In other news, remember last year when I was complaining about all of that indexing?  Well, here it is!  My copies arrived — and, boy, is that a lot of books (the index is in vol. 6).  My part was very, very small — compared, you know, to the 25 years my advisor spent editing the edition — but it’s still exciting to see the finished project.


Happiness is handknit socks on the feet of very dear friends.  Perfect spring breaks should always be commemorated with wool.

Okay, it’s off to campus for me … but I promise not to stay away so long!  I’ve missed you guys!


* I don’t mean to toot my own horn (well, only a little), but I’m so excited to finally have figured out what I’m doing with my life …  Mostly, it’s nothing more than an index of perverse perseverance, stubbornness, and the power of friendship to keep one going … it’s weird because people in Nashville really only see that I appear to know what I’m doing, without access to all of the years spent slogging through desperate unhappiness that got me here.  It’s like the hidden iceberg …

howdy stranger

So it’s been a while.  How about we start there?  March has been crazy busy in all kinds of good ways, few of which have had much to do with knitting … let’s recap:

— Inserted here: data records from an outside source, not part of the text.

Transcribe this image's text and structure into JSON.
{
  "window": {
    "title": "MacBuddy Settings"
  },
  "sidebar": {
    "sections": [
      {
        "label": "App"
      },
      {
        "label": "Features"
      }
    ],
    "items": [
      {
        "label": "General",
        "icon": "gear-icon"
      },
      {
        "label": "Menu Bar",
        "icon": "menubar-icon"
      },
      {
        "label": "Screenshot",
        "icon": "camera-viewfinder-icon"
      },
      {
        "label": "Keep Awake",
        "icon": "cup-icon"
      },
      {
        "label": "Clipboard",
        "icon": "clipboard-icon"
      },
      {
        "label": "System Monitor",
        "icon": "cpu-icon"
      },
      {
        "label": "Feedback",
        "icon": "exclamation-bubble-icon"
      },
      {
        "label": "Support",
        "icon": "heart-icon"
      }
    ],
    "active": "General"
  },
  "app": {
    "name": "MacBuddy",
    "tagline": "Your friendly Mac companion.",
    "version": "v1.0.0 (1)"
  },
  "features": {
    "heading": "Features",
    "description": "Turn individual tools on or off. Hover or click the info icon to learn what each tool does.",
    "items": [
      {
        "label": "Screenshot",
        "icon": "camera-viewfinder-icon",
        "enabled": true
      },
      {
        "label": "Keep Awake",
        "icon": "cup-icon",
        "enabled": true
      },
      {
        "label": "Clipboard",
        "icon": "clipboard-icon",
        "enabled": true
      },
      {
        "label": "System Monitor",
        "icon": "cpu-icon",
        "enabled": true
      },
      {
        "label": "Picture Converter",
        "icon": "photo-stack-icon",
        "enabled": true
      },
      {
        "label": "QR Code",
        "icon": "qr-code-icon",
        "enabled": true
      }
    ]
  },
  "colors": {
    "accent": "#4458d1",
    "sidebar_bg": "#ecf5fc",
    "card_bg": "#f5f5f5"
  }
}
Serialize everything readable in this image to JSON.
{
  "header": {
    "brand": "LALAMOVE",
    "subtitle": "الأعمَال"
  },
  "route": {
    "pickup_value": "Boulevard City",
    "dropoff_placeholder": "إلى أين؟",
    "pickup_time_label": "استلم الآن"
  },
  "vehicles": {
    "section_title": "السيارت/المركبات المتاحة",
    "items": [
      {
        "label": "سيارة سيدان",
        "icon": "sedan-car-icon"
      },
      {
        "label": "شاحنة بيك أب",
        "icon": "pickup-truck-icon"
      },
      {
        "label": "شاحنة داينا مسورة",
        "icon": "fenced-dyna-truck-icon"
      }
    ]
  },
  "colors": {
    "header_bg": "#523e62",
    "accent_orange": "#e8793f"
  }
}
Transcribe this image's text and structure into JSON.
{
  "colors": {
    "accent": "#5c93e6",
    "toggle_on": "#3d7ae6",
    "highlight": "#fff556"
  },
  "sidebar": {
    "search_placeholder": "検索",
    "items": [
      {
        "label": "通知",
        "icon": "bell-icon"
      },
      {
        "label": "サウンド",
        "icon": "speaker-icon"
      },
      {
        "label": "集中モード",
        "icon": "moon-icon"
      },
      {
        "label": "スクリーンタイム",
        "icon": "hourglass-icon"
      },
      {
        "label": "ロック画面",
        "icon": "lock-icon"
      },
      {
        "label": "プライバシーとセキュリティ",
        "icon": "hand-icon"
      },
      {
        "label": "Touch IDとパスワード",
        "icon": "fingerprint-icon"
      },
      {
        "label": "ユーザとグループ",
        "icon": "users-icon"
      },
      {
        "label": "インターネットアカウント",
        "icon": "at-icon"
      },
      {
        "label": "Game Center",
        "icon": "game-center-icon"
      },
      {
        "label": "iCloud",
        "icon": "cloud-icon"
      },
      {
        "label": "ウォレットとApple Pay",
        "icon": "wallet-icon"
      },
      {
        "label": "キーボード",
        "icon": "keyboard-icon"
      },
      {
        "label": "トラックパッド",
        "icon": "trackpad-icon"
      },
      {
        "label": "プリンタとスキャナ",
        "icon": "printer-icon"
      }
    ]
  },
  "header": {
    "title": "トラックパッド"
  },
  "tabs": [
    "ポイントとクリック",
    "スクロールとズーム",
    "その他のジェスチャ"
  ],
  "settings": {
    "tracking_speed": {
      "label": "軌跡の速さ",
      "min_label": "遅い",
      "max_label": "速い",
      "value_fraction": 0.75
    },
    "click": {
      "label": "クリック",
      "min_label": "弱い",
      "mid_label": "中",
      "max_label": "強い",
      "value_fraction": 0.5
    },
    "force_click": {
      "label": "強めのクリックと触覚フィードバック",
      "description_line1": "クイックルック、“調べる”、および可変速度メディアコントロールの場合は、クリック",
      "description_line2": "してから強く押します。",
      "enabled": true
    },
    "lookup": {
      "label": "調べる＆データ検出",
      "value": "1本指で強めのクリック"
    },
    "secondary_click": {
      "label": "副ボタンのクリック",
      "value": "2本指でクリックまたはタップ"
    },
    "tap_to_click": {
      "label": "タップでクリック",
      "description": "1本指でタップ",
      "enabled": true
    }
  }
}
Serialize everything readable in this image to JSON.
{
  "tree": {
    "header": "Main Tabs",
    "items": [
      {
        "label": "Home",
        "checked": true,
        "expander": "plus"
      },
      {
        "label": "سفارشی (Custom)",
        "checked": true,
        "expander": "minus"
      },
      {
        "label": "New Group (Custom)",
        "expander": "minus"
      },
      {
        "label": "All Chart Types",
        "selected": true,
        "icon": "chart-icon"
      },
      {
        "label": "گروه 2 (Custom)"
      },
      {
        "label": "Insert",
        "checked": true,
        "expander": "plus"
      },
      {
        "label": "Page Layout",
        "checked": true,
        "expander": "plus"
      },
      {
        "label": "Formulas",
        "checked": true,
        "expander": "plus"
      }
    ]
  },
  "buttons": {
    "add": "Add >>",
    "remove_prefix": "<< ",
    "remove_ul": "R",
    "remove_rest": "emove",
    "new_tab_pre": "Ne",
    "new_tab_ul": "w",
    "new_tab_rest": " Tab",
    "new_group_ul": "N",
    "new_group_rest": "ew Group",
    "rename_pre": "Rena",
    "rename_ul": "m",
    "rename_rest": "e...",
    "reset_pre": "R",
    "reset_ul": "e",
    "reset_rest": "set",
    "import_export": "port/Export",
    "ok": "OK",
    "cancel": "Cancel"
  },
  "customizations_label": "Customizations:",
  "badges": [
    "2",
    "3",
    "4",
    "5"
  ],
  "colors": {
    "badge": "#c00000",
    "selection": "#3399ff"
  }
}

I finished physical therapy, defended my dissertation proposal (!!), and then, as if by divine design, spring break appeared; I did nothing but watch Law & Order and knit until: friends!  Three very special ladies descended upon Nashville — and my apartment — for a seriously good time.  (They are now all bona-fide PhD professional ladies, so … I’ve kept the discretion to a maximum.)

First, there was hot chicken at the hot chicken shack:

pickle button!

Oh yeah, I finished my cardigan (Shalom in EcoWool) — just in time to add pickle buttons.

The next night there were fancy drinks downtown …

fancy cocktails

… followed by some honky tonking on Broadway.



The Stage

It was one of the best night’s out ever: we bought cowboy boots from someone named “Brad Butter” (it was embroidered on his shirt), put on our best clubwear, and danced till the honky tonks closed.

After that, we pretty much decided to concentrate on eating as many fried/ butter-positive foods as possible.  Luckily, Nashville is that kind of town.

There was pickle tempura …

pickle tempura

… and, the next morning, delicious biscuits to go with country ham, plenty of bacon, hashbrown casserole, and other assorted side-dish staples for breakfast (at 3 in the afternoon).


Finally, I met my Waterloo: the sidecar.

sidecars; or, my Waterloo

The ingredients might look innocent, but don’t be fooled.  We toasted, we lounged, we watched It’s Complicated, I gave away almost all of my handknit socks to very deserving recipients …  And then it was time for everyone to get back to their real lives.

It was a wonderful, tiring, just-right long weekend.  Such reunions are made possible, and so much sweeter, by distance … but how I do miss easy proximity and that casual by-chance glass of wine on someone’s couch in the evening.  And how lucky I am to have had a weekend of nothing but laughter and fun and friendship.

[thanks to M. and B. for all the fabulous photos]